  • Digital Deliverance. “Invest in technologies, platforms and systems that provide content-based e-commerce, data-sharing and other revenue generating solutions.”
  • Consumer Centric. Refocus on consumers and users. Shift revenue strategies from those focused on advertisers.

Problem is, they are starting with the wrong premise. The newspapers aren’t loosing readers only because the content is free online. The problem is that the newspapers publish yesterday’s news. That makes it even less valuable.

We subscribe to the newspaper for one reason. Coupons. We don’t read any of it. By the time I get the paper in the morning, I’ve already seen the news online. My wife is the coupon queen. We currently save more money with the coupons than we do on the subscription price for the paper. That may soon change.

Lately, we have been getting the grocery store weekly circular in the mail. Not much need to pay to get it again. And last Sunday, there was no coupon section in our paper. There are also now plenty of places to get grocery coupons…online.

On top of all that, newspaper publishing is just not economical. Business Insider figures that the NY Times could save money by giving every subscriber a free Amazon Kindle rather than deliver a printed version for a year. Printing newspapers is not a viable business model in the electronic age. They are going the way of the Dodo and the 8-track tape.
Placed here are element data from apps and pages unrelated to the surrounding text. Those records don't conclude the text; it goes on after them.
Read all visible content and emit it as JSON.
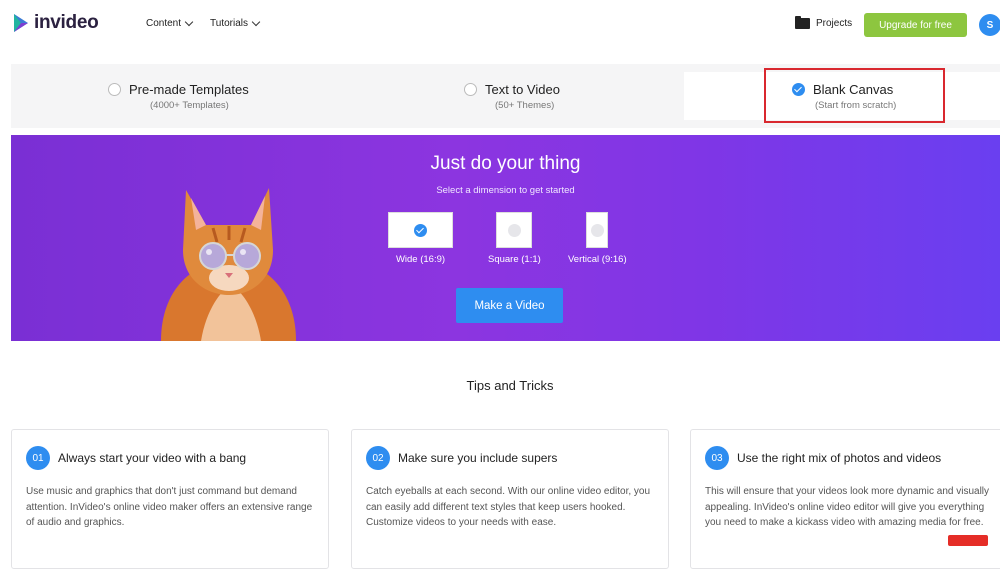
{
  "header": {
    "logo_text": "invideo",
    "menu": [
      {
        "label": "Content"
      },
      {
        "label": "Tutorials"
      }
    ],
    "projects_label": "Projects",
    "upgrade_label": "Upgrade for free",
    "avatar_initial": "S"
  },
  "modes": [
    {
      "title": "Pre-made Templates",
      "subtitle": "(4000+ Templates)",
      "selected": false
    },
    {
      "title": "Text to Video",
      "subtitle": "(50+ Themes)",
      "selected": false
    },
    {
      "title": "Blank Canvas",
      "subtitle": "(Start from scratch)",
      "selected": true
    }
  ],
  "hero": {
    "title": "Just do your thing",
    "subtitle": "Select a dimension to get started",
    "dimensions": [
      {
        "label": "Wide (16:9)",
        "selected": true
      },
      {
        "label": "Square (1:1)",
        "selected": false
      },
      {
        "label": "Vertical (9:16)",
        "selected": false
      }
    ],
    "cta_label": "Make a Video"
  },
  "tips": {
    "title": "Tips and Tricks",
    "cards": [
      {
        "number": "01",
        "title": "Always start your video with a bang",
        "body": "Use music and graphics that don't just command but demand attention. InVideo's online video maker offers an extensive range of audio and graphics."
      },
      {
        "number": "02",
        "title": "Make sure you include supers",
        "body": "Catch eyeballs at each second. With our online video editor, you can easily add different text styles that keep users hooked. Customize videos to your needs with ease."
      },
      {
        "number": "03",
        "title": "Use the right mix of photos and videos",
        "body": "This will ensure that your videos look more dynamic and visually appealing. InVideo's online video editor will give you everything you need to make a kickass video with amazing media for free."
      }
    ]
  },
  "colors": {
    "accent_blue": "#2e8df0",
    "upgrade_green": "#8dc63f",
    "hero_purple": "#8c35e0",
    "highlight_red": "#d9282f"
  },
  "icons": [
    "invideo-logo-icon",
    "chevron-down-icon",
    "folder-icon",
    "check-icon"
  ]
}
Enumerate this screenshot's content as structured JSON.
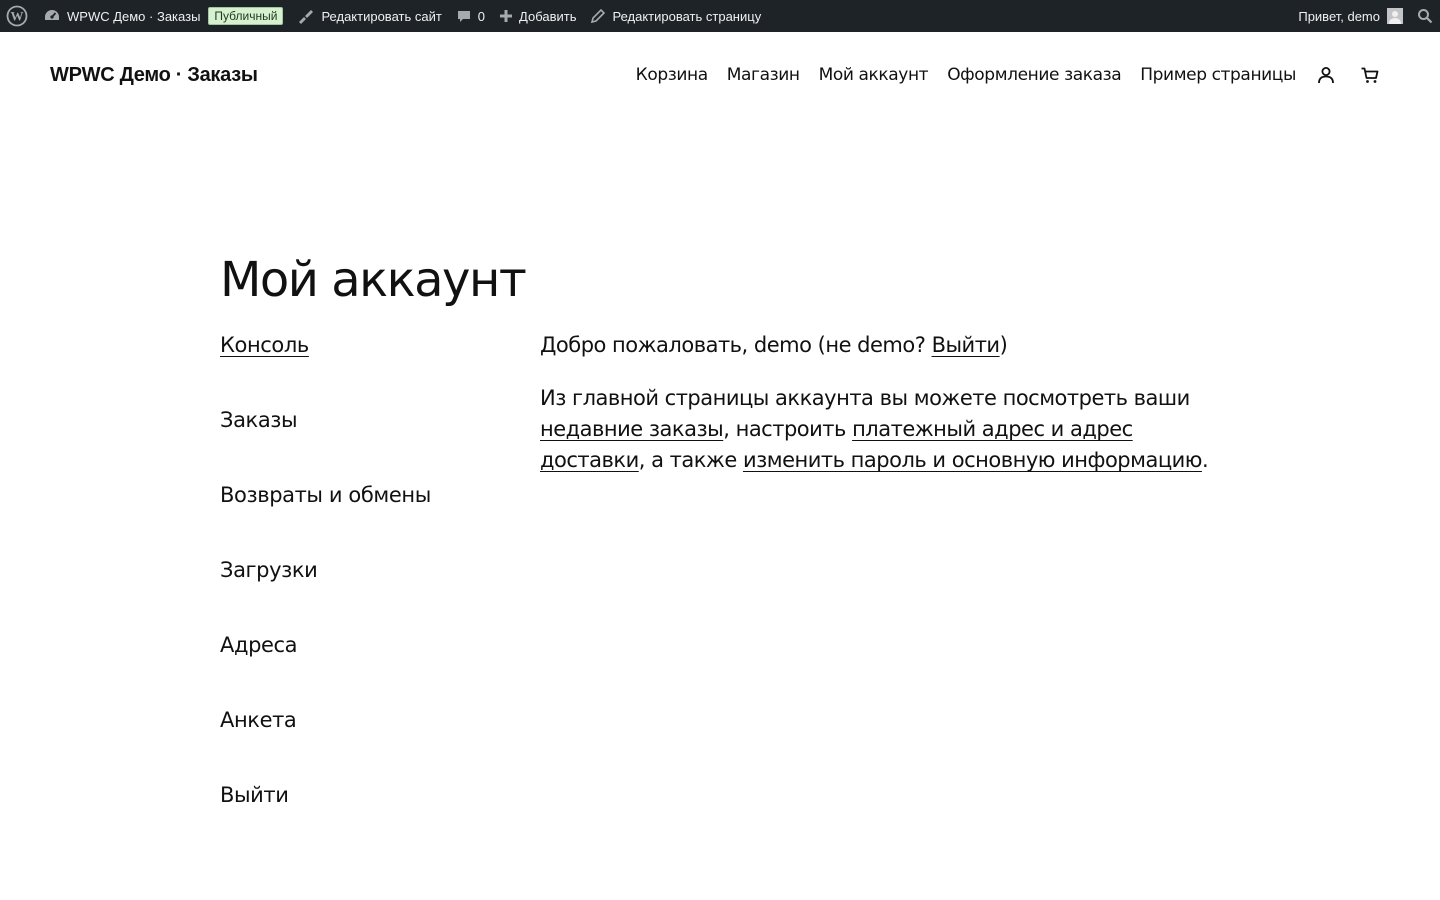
{
  "admin_bar": {
    "site_name": "WPWC Демо · Заказы",
    "visibility_badge": "Публичный",
    "edit_site": "Редактировать сайт",
    "comments_count": "0",
    "add_new": "Добавить",
    "edit_page": "Редактировать страницу",
    "greeting": "Привет, demo"
  },
  "header": {
    "site_title": "WPWC Демо · Заказы",
    "nav": [
      "Корзина",
      "Магазин",
      "Мой аккаунт",
      "Оформление заказа",
      "Пример страницы"
    ]
  },
  "page": {
    "title": "Мой аккаунт"
  },
  "account_nav": [
    "Консоль",
    "Заказы",
    "Возвраты и обмены",
    "Загрузки",
    "Адреса",
    "Анкета",
    "Выйти"
  ],
  "account_content": {
    "welcome_prefix": "Добро пожаловать, ",
    "username": "demo",
    "not_prefix": " (не ",
    "username_again": "demo",
    "question": "? ",
    "logout_link": "Выйти",
    "close_paren": ")",
    "intro_text": "Из главной страницы аккаунта вы можете посмотреть ваши ",
    "recent_orders_link": "недавние заказы",
    "middle_text": ", настроить ",
    "addresses_link": "платежный адрес и адрес доставки",
    "also_text": ", а также ",
    "account_details_link": "изменить пароль и основную информацию",
    "end_text": "."
  },
  "colors": {
    "admin_bar_bg": "#1d2327",
    "badge_bg": "#d7f0d2",
    "text": "#111111",
    "background": "#ffffff"
  }
}
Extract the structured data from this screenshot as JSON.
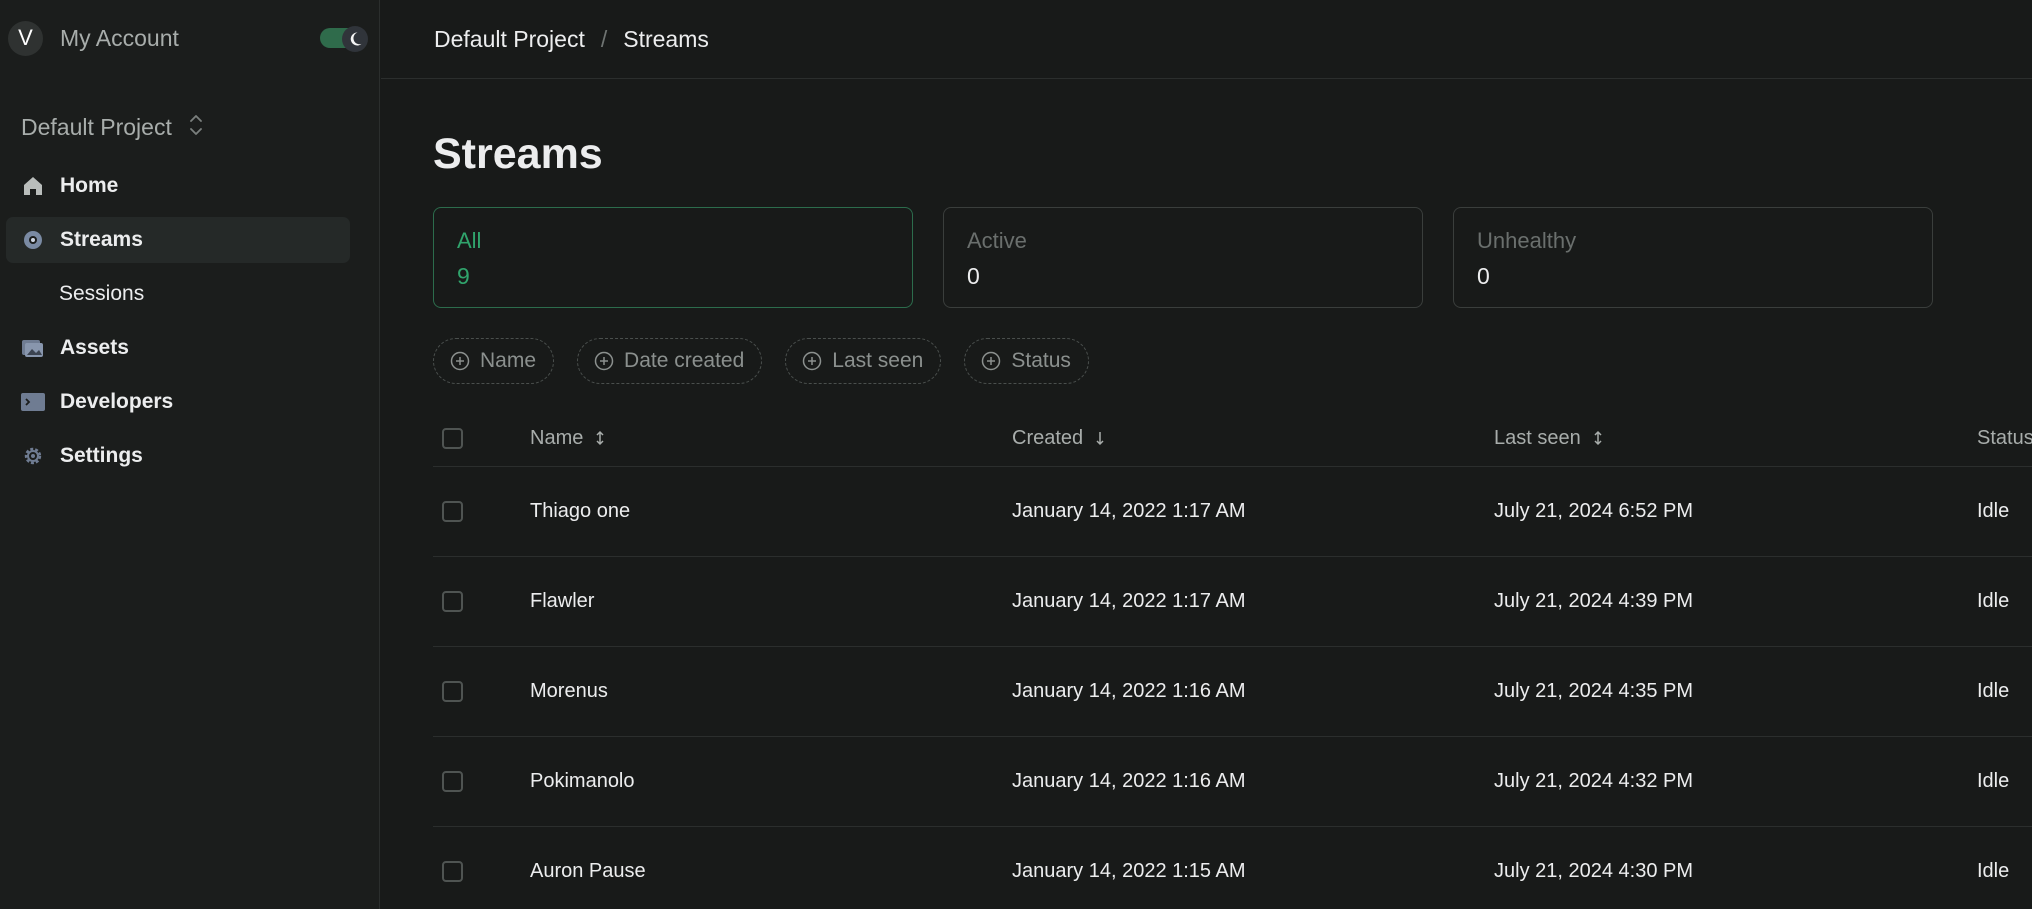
{
  "sidebar": {
    "avatar_letter": "V",
    "account_name": "My Account",
    "project_name": "Default Project",
    "nav": [
      {
        "label": "Home",
        "icon": "home-icon"
      },
      {
        "label": "Streams",
        "icon": "streams-icon",
        "active": true
      },
      {
        "label": "Sessions",
        "sub": true
      },
      {
        "label": "Assets",
        "icon": "assets-icon"
      },
      {
        "label": "Developers",
        "icon": "terminal-icon"
      },
      {
        "label": "Settings",
        "icon": "gear-icon"
      }
    ]
  },
  "breadcrumb": {
    "project": "Default Project",
    "separator": "/",
    "page": "Streams"
  },
  "page_title": "Streams",
  "stats": [
    {
      "label": "All",
      "count": "9",
      "selected": true
    },
    {
      "label": "Active",
      "count": "0"
    },
    {
      "label": "Unhealthy",
      "count": "0"
    }
  ],
  "filters": [
    "Name",
    "Date created",
    "Last seen",
    "Status"
  ],
  "table": {
    "headers": {
      "name": "Name",
      "created": "Created",
      "last_seen": "Last seen",
      "status": "Status"
    },
    "rows": [
      {
        "name": "Thiago one",
        "created": "January 14, 2022 1:17 AM",
        "last_seen": "July 21, 2024 6:52 PM",
        "status": "Idle"
      },
      {
        "name": "Flawler",
        "created": "January 14, 2022 1:17 AM",
        "last_seen": "July 21, 2024 4:39 PM",
        "status": "Idle"
      },
      {
        "name": "Morenus",
        "created": "January 14, 2022 1:16 AM",
        "last_seen": "July 21, 2024 4:35 PM",
        "status": "Idle"
      },
      {
        "name": "Pokimanolo",
        "created": "January 14, 2022 1:16 AM",
        "last_seen": "July 21, 2024 4:32 PM",
        "status": "Idle"
      },
      {
        "name": "Auron Pause",
        "created": "January 14, 2022 1:15 AM",
        "last_seen": "July 21, 2024 4:30 PM",
        "status": "Idle"
      }
    ]
  },
  "colors": {
    "accent": "#30a46c",
    "background": "#181a19",
    "sidebar": "#1b1d1c"
  }
}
Just found this via HotAir:
Teamsters threaten to shut down Star Tribune

I hope someone tells the Teamsters that a vote to strike is a vote to lose their jobs. Talk about biting your nose to spite your face. The labor and distribution costs are exactly why the newspaper business is not sustainable. The Teamsters are only helping to speed up the process killing an industry.

Tivo customer service

Isn’t it disappointing when a great company goes bad?

I have been a Tivo customer for four years. At the end of last year we bought our third Tivo (this one to upgrade our first box). Our nightmare began when we went to activate the third box. When we ordered the box, my wife paid for a lifetime subscription (offered to customers who had previously purchased lifetime subscriptions).

The subscription on our first box was due to expire in February so we waited to activate the new box. Come February, we set up the new box and activated it. Problem was, Tivo charged our credit card a second time for the lifetime membership when we did the activation. Yeah, that sucked. It took a few days but they fixed it.

Now for the second problem. Tivo automatically renewed the monthly subscription on our first box. We called the following day explaining we did not want to renew that box because we were replacing it with the new (third) box. The rep cheerfully told us they would refund that monthly subscription.

After numerous follow up calls asking where our money is, they still have not refunded it. Today, the rep said she sees four pending transactions but for some reason they aren’t going through. At that point she tells my wife that the problem is not their fault because they are doing everything they are supposed to do. She didn’t seem to understand that they did everything except for actually refunding our money.

So once again we are told that they will contact their accounting department to release the request so the refund will be processed and that we should wait up to 14 days. We’ve already waited more than 14 days.

Arrrgh. I hate it when a company I liked becomes so non-responsive. I’ve also discovered this is a sign of a company on the ropes. Looks like we’ve bought our last Tivo box.